Have you ever experienced the sad reality of finishing a heartbreaking book? That's what happens to me a lot. Having recently finished The Perks of Being a Wallflower for the second time, I didn't know what to do with myself at the end. It was an amazing read, even better than the first time, but really sad. I was thinking of picking up Room but I'm scared of being sad again, so I put together a list of my comfort book (like comfort foods basically) that I might reread next time I experience a book trauma (??) like this one!
1) Anna and the French Kiss, by Stephanie Perkins
This doesn't even require an explanation at this point. This book is cute, funny and the characters are easy to love. Everything about this book, the people, the plot, the setting is perfect if you need to be cheered up. The rest of the series is just as good!

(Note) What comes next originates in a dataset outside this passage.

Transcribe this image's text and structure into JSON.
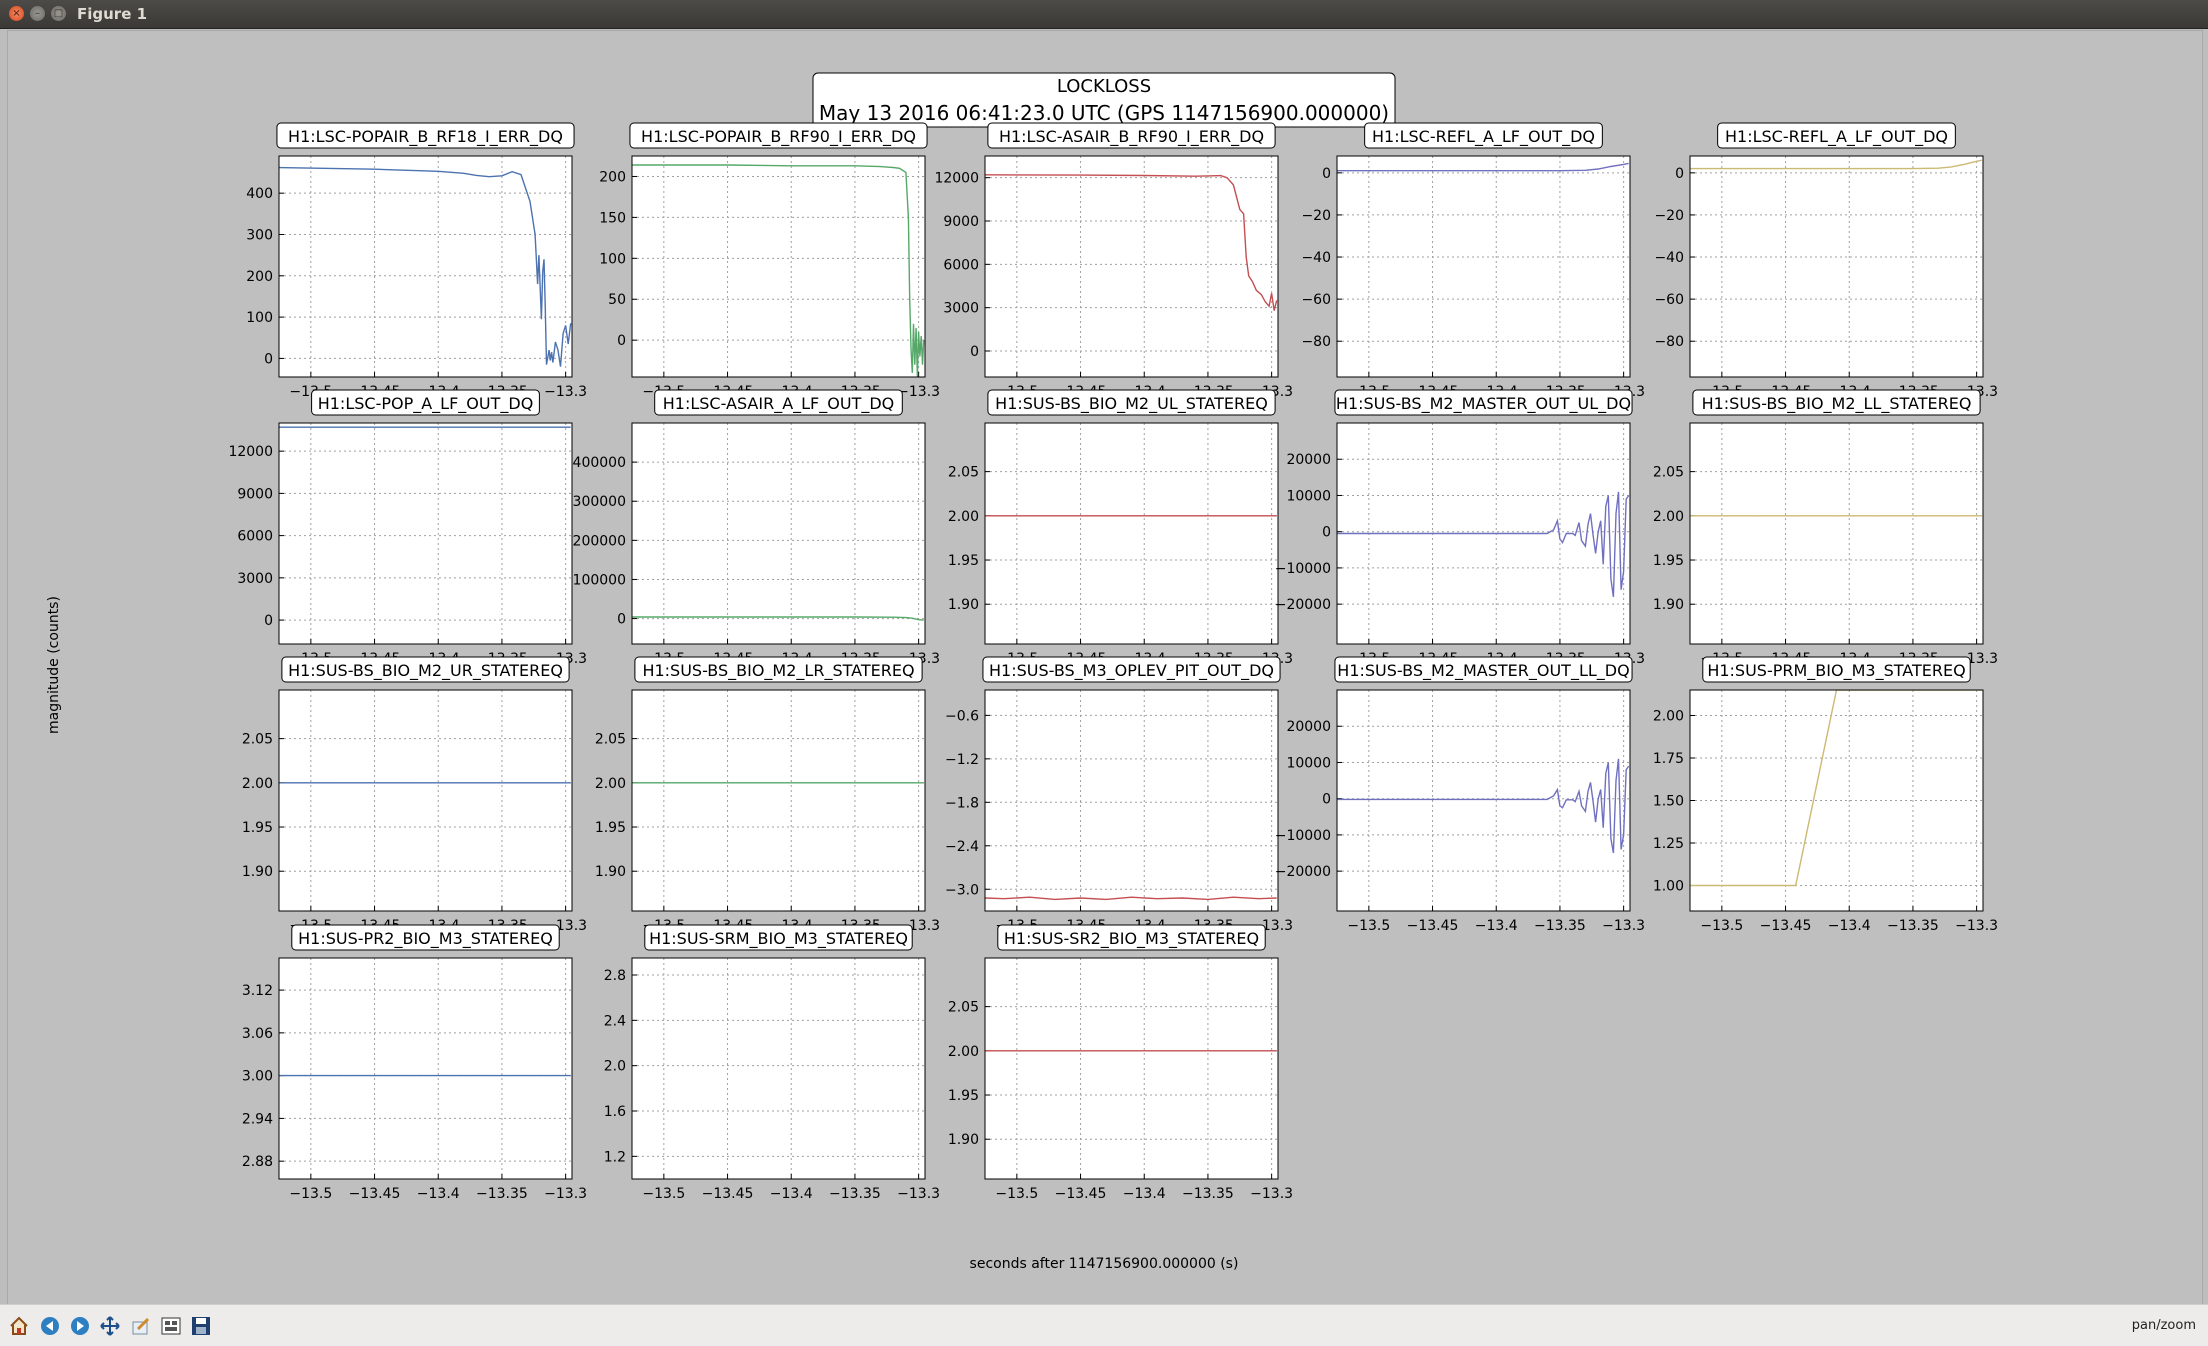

2) Harry Potter and the Prisoner of Azkaban, by J.K. Rowling
The third and my favourite installment. I could've taken any other HP book to be honest, but the other ones kind of make me cry. This one has an amazing plot line and a very happy ending. Plus, Sirius Black is my favourite character, so...
3) Anne of Green Gables, by Lucy Maud Montgomery
This is easily my favourite book of all times, just because it makes me smile as I read it. Never have I been so sucked into a little girl's life, and laughed at everything she did. The happiness and innocence of youth are prominent themes throughout the book, and Anne's way of thinking will make you soooo happy. Plus, this book was given to soldiers in WWI (or WWII) to give them hope and happiness!
4) Carry On, by Rainbow Rowell
I was thinking Fangirl at first, because that book does make me happy, but I have to admit I preferred Carry On way more. The characters in Fangirl weren't as relatable as I expected them to be, and some of them were irritating at times. However, Simon Snow's story sucked me in like Harry Potter did, and the love story made me aww the WHOLE TIME! Ask my friend Maxine, I was crying the whole time and fangirling like an idiot. I will definitely reread this book when I'll feel sad, because there's no way Simon x Baz won't cheer me up.
5) Le Journal d'Aurélie Laflamme, by India Desjardins
I have talked about this series on this blog a few times before, but if you don't know what this series is, it is basically 8 books following a young, socially awkward and nerdy, very relatable girl, as she goes through high school (in Quebec it is 5 years). We follow her first love, first break up, first job, prom, etc. Although sometimes it dealt with harder topics, it is very lighthearted throughout most of the book and incredibly funny. I loved the characters and what she went through. My copies of these books are in such bad condition, because I read them everywhere (I even spilled pasta sauce on one of the pages) but I could never imagine replacing them.
So here were 5 books that I would read as a comfort read, and I would suggest you check these out too! These were all very lighthearted and cheer up books, in case you ever finish a sad book and don't know what to do with yourself...